Washington Extra – Chicken and ducks
The wrangling continues over the Bush-era tax cuts. President Barack Obama said he was confident Democrats and Republicans could break the deadlock and reach a deal soon. But with time running out, there is something of a game of chicken being played by the two sides. Each is watching to see who blinks first, and with the economy still struggling, both know the stakes are high.
Texas Republican Congressman Jeb Hensarling warned of the risks of failure: “In a lame duck session, a lame duck Congress should not turn our economy into a dead duck economy.”
Let’s just hope they don’t duck the issue.
Here are our top stories from Washington today…
White House memo outlines new anti-leak measures
The White House has set up a special anti-WikiLeaks panel after the embarrassing flood of State Department cables leaked by the website, and its proposals include teams of inspectors who would prowl government agencies looking for ways to tighten security. A four-page draft memo circulated by the White House says President Obama’s national security staff has created an “Interagency Policy Committee for WikiLeaks.”
For more of this story, read here.
Geithner, lawmakers debate Bush-era tax cuts
President Obama’s top economic advisers and key leaders in Congress haggled over how to extend low Bush-era tax rates on Wednesday, seeking to break a political deadlock and prevent taxes from rising next year. Treasury Secretary Timothy Geithner, who is leading negotiations for the White House with budget director Jack Lew, said participants had a “civil, constructive discussion” but he would not talk about where those talks were heading.
For more of this story by Kim Dixon, read here.
U.S. sees big costs for banks to fix foreclosures
Banks will have to cope with big costs to clean up their foreclosure practices, with some lenders also facing “significant exposure” to investor demands that they buy back faulty mortgages, a top official said.
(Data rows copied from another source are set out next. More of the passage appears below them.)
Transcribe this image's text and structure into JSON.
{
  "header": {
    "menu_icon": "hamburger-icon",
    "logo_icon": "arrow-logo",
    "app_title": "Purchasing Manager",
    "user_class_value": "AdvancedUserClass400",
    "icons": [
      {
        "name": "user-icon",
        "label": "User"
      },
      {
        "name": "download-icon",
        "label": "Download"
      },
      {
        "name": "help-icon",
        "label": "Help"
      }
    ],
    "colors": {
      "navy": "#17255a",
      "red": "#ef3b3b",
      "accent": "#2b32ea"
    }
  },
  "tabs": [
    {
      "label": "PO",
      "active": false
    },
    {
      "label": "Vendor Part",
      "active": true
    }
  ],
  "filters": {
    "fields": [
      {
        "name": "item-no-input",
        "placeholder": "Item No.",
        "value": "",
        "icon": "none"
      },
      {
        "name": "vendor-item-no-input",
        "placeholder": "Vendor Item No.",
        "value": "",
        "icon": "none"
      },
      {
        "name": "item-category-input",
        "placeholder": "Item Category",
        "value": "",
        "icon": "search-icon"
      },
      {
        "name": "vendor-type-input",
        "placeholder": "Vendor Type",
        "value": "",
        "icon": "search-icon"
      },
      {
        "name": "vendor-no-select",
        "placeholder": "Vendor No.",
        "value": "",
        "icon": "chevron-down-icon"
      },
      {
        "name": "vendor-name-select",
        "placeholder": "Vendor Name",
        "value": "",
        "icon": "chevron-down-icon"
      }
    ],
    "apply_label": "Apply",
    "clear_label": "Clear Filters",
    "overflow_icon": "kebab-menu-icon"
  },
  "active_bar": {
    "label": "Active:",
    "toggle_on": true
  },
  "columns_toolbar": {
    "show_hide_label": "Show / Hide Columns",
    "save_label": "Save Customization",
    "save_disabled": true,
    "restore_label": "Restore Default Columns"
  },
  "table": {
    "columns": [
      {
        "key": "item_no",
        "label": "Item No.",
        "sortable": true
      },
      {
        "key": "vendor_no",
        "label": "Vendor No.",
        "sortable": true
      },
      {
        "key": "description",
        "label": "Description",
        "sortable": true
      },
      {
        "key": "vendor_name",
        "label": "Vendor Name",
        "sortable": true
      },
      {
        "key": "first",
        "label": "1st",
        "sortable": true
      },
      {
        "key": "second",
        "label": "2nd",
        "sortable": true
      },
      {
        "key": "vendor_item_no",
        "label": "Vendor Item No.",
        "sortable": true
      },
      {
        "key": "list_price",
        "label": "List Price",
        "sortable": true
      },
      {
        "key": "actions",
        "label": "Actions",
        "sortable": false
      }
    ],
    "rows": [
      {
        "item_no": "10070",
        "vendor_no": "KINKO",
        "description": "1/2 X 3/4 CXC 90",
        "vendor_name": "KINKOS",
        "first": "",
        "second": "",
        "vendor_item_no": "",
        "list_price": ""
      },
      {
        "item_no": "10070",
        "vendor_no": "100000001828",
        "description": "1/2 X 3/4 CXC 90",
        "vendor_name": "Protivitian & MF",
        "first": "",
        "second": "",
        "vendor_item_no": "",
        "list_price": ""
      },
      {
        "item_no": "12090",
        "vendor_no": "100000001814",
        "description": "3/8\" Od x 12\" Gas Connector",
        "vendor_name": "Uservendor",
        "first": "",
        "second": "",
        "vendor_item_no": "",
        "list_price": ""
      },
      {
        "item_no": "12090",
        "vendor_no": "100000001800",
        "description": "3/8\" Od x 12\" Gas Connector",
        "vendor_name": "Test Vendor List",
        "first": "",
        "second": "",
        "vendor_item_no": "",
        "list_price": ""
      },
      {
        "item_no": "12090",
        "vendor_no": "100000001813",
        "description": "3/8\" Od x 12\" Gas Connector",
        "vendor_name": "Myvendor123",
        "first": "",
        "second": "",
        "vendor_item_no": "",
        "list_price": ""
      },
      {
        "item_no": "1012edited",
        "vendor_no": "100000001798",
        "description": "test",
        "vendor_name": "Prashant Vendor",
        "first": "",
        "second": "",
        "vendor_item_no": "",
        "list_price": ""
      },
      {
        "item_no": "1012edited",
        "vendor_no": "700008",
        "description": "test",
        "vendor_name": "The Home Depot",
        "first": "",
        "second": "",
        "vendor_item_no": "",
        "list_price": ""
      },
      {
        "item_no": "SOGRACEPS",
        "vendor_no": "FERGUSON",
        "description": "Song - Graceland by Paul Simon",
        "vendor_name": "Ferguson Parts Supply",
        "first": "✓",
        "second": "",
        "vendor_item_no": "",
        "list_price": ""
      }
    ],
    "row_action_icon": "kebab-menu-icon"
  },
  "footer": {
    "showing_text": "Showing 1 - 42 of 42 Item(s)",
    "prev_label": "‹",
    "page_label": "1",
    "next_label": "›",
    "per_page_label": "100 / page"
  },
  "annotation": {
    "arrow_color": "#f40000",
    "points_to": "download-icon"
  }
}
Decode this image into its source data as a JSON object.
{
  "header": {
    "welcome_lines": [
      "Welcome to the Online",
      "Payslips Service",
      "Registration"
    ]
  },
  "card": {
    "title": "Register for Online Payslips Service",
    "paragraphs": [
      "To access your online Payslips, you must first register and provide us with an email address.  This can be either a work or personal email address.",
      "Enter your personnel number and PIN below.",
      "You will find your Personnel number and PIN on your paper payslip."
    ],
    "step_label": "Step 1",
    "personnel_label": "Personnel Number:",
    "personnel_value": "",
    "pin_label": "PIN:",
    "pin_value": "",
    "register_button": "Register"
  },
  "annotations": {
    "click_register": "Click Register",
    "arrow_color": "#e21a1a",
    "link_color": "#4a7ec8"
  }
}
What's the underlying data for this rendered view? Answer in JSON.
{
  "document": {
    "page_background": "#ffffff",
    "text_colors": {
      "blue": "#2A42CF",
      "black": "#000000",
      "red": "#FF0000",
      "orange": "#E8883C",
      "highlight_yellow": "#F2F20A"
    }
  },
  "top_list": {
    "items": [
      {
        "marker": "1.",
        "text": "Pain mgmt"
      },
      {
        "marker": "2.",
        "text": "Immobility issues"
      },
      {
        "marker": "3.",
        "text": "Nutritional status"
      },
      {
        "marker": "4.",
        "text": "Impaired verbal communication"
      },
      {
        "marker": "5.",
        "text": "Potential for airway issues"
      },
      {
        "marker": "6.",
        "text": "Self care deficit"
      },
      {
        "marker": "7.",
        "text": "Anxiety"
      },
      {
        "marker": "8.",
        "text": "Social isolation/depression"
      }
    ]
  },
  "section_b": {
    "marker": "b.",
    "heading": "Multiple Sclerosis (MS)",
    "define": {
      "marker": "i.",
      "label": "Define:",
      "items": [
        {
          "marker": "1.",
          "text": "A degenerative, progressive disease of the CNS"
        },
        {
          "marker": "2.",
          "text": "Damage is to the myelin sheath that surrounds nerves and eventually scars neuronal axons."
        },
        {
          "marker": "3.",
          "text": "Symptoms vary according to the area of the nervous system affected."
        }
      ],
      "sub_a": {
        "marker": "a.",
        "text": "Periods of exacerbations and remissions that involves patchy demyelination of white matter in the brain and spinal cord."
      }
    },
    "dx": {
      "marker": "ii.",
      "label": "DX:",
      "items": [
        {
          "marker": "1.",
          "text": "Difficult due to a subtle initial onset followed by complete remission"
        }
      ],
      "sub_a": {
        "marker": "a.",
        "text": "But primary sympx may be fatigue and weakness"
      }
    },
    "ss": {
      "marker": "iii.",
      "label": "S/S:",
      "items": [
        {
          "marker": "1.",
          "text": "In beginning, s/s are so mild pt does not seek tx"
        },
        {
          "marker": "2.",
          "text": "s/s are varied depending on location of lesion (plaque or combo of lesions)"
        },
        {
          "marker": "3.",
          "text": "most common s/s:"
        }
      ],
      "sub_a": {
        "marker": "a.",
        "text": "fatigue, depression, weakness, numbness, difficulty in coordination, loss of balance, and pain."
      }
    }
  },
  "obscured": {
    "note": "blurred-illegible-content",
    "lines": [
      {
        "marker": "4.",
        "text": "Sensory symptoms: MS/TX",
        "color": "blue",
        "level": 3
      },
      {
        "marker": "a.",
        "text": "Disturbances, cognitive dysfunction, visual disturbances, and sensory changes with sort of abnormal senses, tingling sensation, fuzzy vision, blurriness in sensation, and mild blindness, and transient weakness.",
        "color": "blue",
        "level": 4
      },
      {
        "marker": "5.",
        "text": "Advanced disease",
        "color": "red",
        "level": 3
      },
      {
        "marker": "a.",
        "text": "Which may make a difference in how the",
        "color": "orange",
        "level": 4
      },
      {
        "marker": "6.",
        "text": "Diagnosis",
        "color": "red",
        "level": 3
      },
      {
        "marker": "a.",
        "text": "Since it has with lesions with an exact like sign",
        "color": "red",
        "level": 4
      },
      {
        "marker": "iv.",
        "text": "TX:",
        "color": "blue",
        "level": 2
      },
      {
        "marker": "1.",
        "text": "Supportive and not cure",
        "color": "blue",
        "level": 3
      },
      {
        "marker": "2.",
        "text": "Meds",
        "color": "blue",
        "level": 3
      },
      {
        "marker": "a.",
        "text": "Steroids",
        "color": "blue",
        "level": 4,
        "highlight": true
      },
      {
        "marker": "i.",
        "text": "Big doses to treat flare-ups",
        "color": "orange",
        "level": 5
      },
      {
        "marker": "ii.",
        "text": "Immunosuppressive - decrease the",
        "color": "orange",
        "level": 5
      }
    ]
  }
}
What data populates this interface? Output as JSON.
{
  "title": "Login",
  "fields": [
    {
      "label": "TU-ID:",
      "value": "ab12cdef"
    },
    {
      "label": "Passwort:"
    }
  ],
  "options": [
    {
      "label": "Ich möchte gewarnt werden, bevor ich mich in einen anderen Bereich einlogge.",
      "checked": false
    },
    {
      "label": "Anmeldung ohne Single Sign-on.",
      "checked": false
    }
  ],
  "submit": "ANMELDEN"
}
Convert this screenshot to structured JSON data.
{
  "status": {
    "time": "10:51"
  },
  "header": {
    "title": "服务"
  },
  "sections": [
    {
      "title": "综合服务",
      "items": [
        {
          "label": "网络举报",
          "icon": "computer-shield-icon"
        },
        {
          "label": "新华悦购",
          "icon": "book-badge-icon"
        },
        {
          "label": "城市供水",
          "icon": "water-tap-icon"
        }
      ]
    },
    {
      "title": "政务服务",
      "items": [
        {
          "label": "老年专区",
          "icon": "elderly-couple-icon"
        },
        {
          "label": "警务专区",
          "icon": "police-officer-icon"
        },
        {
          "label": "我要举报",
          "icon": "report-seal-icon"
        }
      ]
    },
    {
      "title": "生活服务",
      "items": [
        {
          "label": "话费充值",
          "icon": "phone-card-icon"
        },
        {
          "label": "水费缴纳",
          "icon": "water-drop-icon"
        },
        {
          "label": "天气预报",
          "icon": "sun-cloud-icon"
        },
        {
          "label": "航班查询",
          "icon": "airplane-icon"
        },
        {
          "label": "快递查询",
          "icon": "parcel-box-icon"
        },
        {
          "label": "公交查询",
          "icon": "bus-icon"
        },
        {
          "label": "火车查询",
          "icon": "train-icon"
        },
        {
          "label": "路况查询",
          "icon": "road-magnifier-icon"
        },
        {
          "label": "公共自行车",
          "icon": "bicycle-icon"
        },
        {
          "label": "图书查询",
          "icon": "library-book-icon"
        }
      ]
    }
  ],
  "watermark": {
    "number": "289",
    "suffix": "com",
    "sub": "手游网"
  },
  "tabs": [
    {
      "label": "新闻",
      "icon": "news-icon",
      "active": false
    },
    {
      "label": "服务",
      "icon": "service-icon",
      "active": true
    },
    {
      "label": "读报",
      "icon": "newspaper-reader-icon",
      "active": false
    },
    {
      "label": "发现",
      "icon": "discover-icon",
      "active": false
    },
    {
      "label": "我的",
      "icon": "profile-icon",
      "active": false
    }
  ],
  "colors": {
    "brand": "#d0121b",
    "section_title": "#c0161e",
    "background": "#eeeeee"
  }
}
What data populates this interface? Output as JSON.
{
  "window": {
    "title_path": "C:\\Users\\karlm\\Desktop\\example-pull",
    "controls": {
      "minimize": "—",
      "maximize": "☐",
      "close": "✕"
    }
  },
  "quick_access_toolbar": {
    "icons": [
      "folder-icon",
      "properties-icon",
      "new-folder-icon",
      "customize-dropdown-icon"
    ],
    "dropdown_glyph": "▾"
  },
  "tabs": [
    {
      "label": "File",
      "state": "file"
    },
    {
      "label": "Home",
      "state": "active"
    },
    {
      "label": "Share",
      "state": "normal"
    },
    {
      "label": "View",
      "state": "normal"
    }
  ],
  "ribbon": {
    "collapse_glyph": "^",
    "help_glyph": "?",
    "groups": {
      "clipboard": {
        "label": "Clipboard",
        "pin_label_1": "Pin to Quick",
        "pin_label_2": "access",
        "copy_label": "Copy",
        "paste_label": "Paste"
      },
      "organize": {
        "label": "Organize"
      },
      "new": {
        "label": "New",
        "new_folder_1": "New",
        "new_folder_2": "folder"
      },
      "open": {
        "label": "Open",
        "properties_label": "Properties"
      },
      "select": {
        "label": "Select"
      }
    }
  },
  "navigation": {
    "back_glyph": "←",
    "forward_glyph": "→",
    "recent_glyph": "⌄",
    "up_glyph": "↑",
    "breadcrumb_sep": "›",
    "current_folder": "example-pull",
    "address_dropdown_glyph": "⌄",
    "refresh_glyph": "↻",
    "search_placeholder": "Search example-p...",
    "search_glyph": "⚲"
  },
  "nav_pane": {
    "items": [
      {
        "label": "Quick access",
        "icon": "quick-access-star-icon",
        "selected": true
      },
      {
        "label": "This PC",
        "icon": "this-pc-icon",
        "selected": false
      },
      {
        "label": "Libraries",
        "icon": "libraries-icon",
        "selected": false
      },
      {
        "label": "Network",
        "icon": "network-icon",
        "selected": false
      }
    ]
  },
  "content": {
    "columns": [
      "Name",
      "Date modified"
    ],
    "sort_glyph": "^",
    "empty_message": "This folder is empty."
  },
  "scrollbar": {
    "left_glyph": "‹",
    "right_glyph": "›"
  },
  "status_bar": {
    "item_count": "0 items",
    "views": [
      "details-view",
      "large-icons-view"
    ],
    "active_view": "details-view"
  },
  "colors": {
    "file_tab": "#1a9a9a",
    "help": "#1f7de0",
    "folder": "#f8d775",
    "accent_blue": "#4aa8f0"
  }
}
Fed Governor Daniel Tarullo was hesitant to put a number on the potential costs and told a Senate hearing regulators are trying to get a handle on the threat to the financial system.
For more of this story by Dave Clarke and Corbett Daly, read here.
CFTC sets out swap dealer rules; feared too tight
The U.S. futures regulator unveiled a key piece of its plan to toughen rules on trading in the vast swaps market, making clearer which firms will have to set aside more funds to cover their deals. After last-minute wrangling that underscored the strain facing agencies trying to implement the biggest financial regulatory overhaul since the Great Depression, the proposal defined who will be subject to capital and margin requirements as swap dealers and major swaps participants.
For more of this story by Roberta Rampton and Christopher Doering, read here.
Obama won’t allow drilling off Atlantic, Florida
The Obama administration will not allow drilling in Atlantic Coast waters or off Florida’s Gulf shoreline as part of a new five-year offshore energy exploration plan. The 2012-2017 drilling plan reverses President Obama’s pledge made last spring to open up more offshore tracks, but the move would not be seen as a surprise given the administration’s new concern over offshore exploration since BP’s massive oil spill earlier this year.
For more of this story by Tom Doggett, read here.
Deficit panel recalibrates, seeks more support
A presidential commission trying to balance the budget has softened a proposed tax overhaul to win broader support for its bold plan to slash the $1.3 trillion federal deficit. The plan faced an uphill struggle to win sufficient backing to trigger a congressional vote. Even if that happens, analysts predict Congress won’t take substantive steps to reduce the deficit this year.
For more of this story by Kevin Drawbaugh and Donna Smith, read here.
Fed opens curtain on $3.3 trillion of crisis lending
The Federal Reserve released details on $3.3 trillion in emergency loans made during the financial meltdown that showed Citigroup and Bank of America leaning on overnight loans from the central bank well into the spring of 2009. The findings, published in accordance with a deadline set by a wide-ranging rewrite of U.S. financial rules enacted in July, shed light on who benefited most from the central bank’s controversial efforts to support financial institutions and credit markets.
For more of this story by Pedro da Costa and Rachelle Younglai, read here.
U.S. economy stays on sluggish growth path: Fed
The economy continued its slow recovery in recent weeks with pockets of strength in manufacturing offset by “depressed” housing markets and employers still reluctant to hire in significant numbers. The Fed’s Beige Book showed more anecdotal evidence that the economy is struggling to break into a faster expansion needed to generate sufficient job growth.
For more of this story by David Lawder, read here.
FCC chief backs some rationing of Internet traffic
Internet service providers would be allowed to ration web traffic on their networks under a strategy unveiled by the top U.S. communications regulator that no longer focuses solely on open access. FCC Chairman Julius Genachowski proposed banning the blocking of lawful traffic but allowing Internet providers to manage network congestion and charge consumers based on Internet usage.
For more of this story by Jasmin Melvin, read here.